Does one have to know the state of the whole universe?
According to current thinking, one can analyse experiments independently of the rest of the universe; in contrast, the state of the universe plays an important role in the thermal interpretation – everything depends on it, as only its dynamics are deterministic.
However the microscopic state of the measured system together with the measurement device should suffice to record the dominant effects. Their temporal development is dependent on their surroundings, etc. so that after enough layers of the onion one has the whole universe. The external layers naturally contribute very little, but they prevent a completely deterministic picture.

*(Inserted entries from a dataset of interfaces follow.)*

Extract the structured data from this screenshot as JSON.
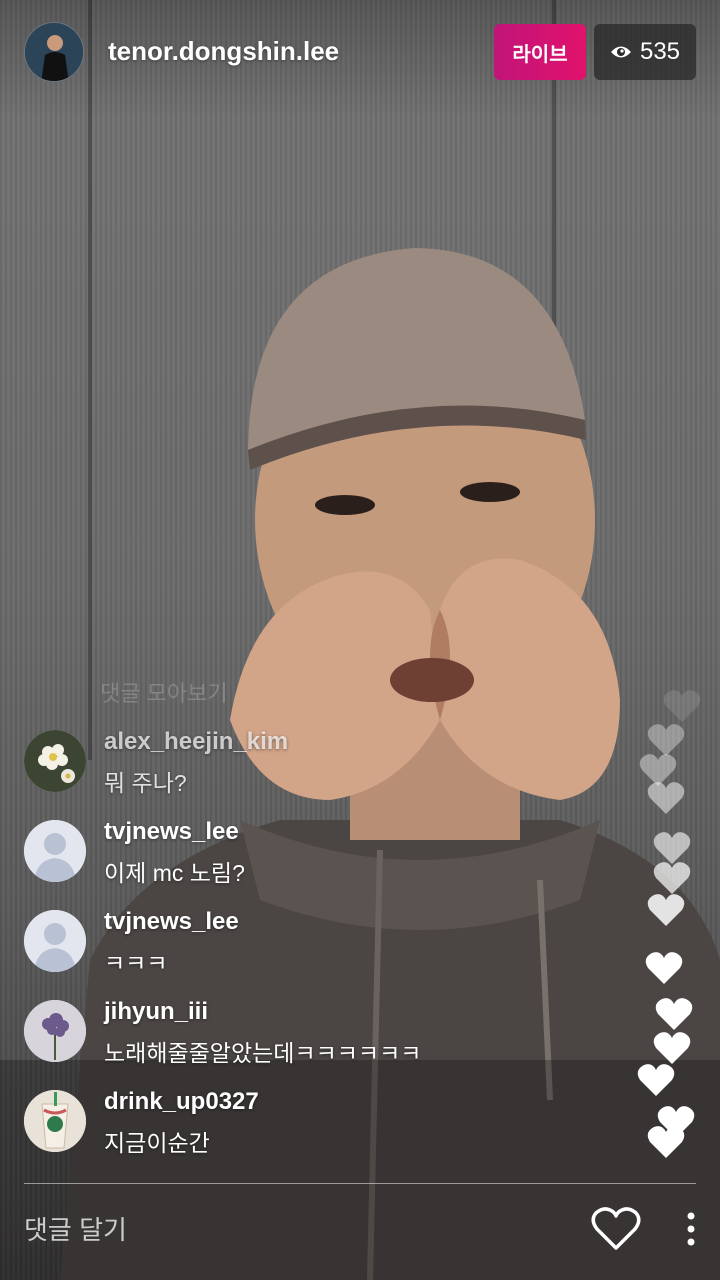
{
  "header": {
    "username": "tenor.dongshin.lee",
    "live_label": "라이브",
    "viewer_count": "535",
    "viewer_icon": "eye-icon"
  },
  "ghost_comment": "댓글 모아보기",
  "comments": [
    {
      "user": "alex_heejin_kim",
      "text": "뭐 주나?",
      "avatar": "flower-photo"
    },
    {
      "user": "tvjnews_lee",
      "text": "이제 mc 노림?",
      "avatar": "default-person-icon"
    },
    {
      "user": "tvjnews_lee",
      "text": "ㅋㅋㅋ",
      "avatar": "default-person-icon"
    },
    {
      "user": "jihyun_iii",
      "text": "노래해줄줄알았는데ㅋㅋㅋㅋㅋㅋ",
      "avatar": "lilac-photo"
    },
    {
      "user": "drink_up0327",
      "text": "지금이순간",
      "avatar": "drink-photo"
    }
  ],
  "footer": {
    "comment_placeholder": "댓글 달기",
    "like_icon": "heart-outline-icon",
    "more_icon": "more-vertical-icon"
  },
  "colors": {
    "live_badge": "#d6136f",
    "viewer_badge": "#2b2b2b"
  }
}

Presumably a sufficiently careful definition of the boundary of an experiment can restrict the role of the rest of the universe to specification of the temporal development of the micro-state of the boundary.

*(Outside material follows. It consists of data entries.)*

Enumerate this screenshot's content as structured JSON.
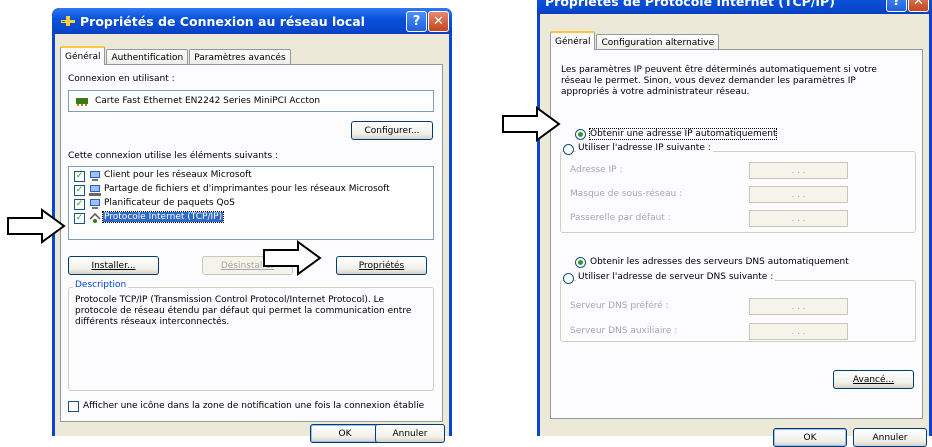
{
  "left_dialog": {
    "title": "Propriétés de Connexion au réseau local",
    "help_symbol": "?",
    "close_symbol": "✕",
    "tabs": [
      "Général",
      "Authentification",
      "Paramètres avancés"
    ],
    "connect_using_label": "Connexion en utilisant :",
    "adapter_name": "Carte Fast Ethernet EN2242 Series MiniPCI Accton",
    "configure_button": "Configurer...",
    "components_label": "Cette connexion utilise les éléments suivants :",
    "components": [
      {
        "label": "Client pour les réseaux Microsoft",
        "checked": true,
        "icon": "network-client-icon"
      },
      {
        "label": "Partage de fichiers et d'imprimantes pour les réseaux Microsoft",
        "checked": true,
        "icon": "file-share-icon"
      },
      {
        "label": "Planificateur de paquets QoS",
        "checked": true,
        "icon": "scheduler-icon"
      },
      {
        "label": "Protocole Internet (TCP/IP)",
        "checked": true,
        "icon": "protocol-icon",
        "selected": true
      }
    ],
    "install_button": "Installer...",
    "uninstall_button": "Désinstaller",
    "properties_button": "Propriétés",
    "description_title": "Description",
    "description_text": "Protocole TCP/IP (Transmission Control Protocol/Internet Protocol). Le protocole de réseau étendu par défaut qui permet la communication entre différents réseaux interconnectés.",
    "notify_checkbox_label": "Afficher une icône dans la zone de notification une fois la connexion établie",
    "notify_checked": false,
    "ok_button": "OK",
    "cancel_button": "Annuler"
  },
  "right_dialog": {
    "title": "Propriétés de Protocole Internet (TCP/IP)",
    "help_symbol": "?",
    "close_symbol": "✕",
    "tabs": [
      "Général",
      "Configuration alternative"
    ],
    "intro_text": "Les paramètres IP peuvent être déterminés automatiquement si votre réseau le permet. Sinon, vous devez demander les paramètres IP appropriés à votre administrateur réseau.",
    "radio_auto_ip": "Obtenir une adresse IP automatiquement",
    "radio_manual_ip": "Utiliser l'adresse IP suivante :",
    "ip_address_label": "Adresse IP :",
    "subnet_label": "Masque de sous-réseau :",
    "gateway_label": "Passerelle par défaut :",
    "radio_auto_dns": "Obtenir les adresses des serveurs DNS automatiquement",
    "radio_manual_dns": "Utiliser l'adresse de serveur DNS suivante :",
    "preferred_dns_label": "Serveur DNS préféré :",
    "alternate_dns_label": "Serveur DNS auxiliaire :",
    "ip_dots": ".   .   .",
    "advanced_button": "Avancé...",
    "ok_button": "OK",
    "cancel_button": "Annuler"
  },
  "colors": {
    "titlebar": "#0a52dc",
    "dialog_bg": "#ece9d8",
    "selection": "#316ac5",
    "group_title": "#0046d5"
  }
}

One must then grapple with a initial-boundary value problem instead of the initial value problem, as the micro-state of the boundary must be known for all times relevant to the experiment.
Arnold Neumaier (Arnold.Neumaier@univie.ac.at) A theoretical physics FAQ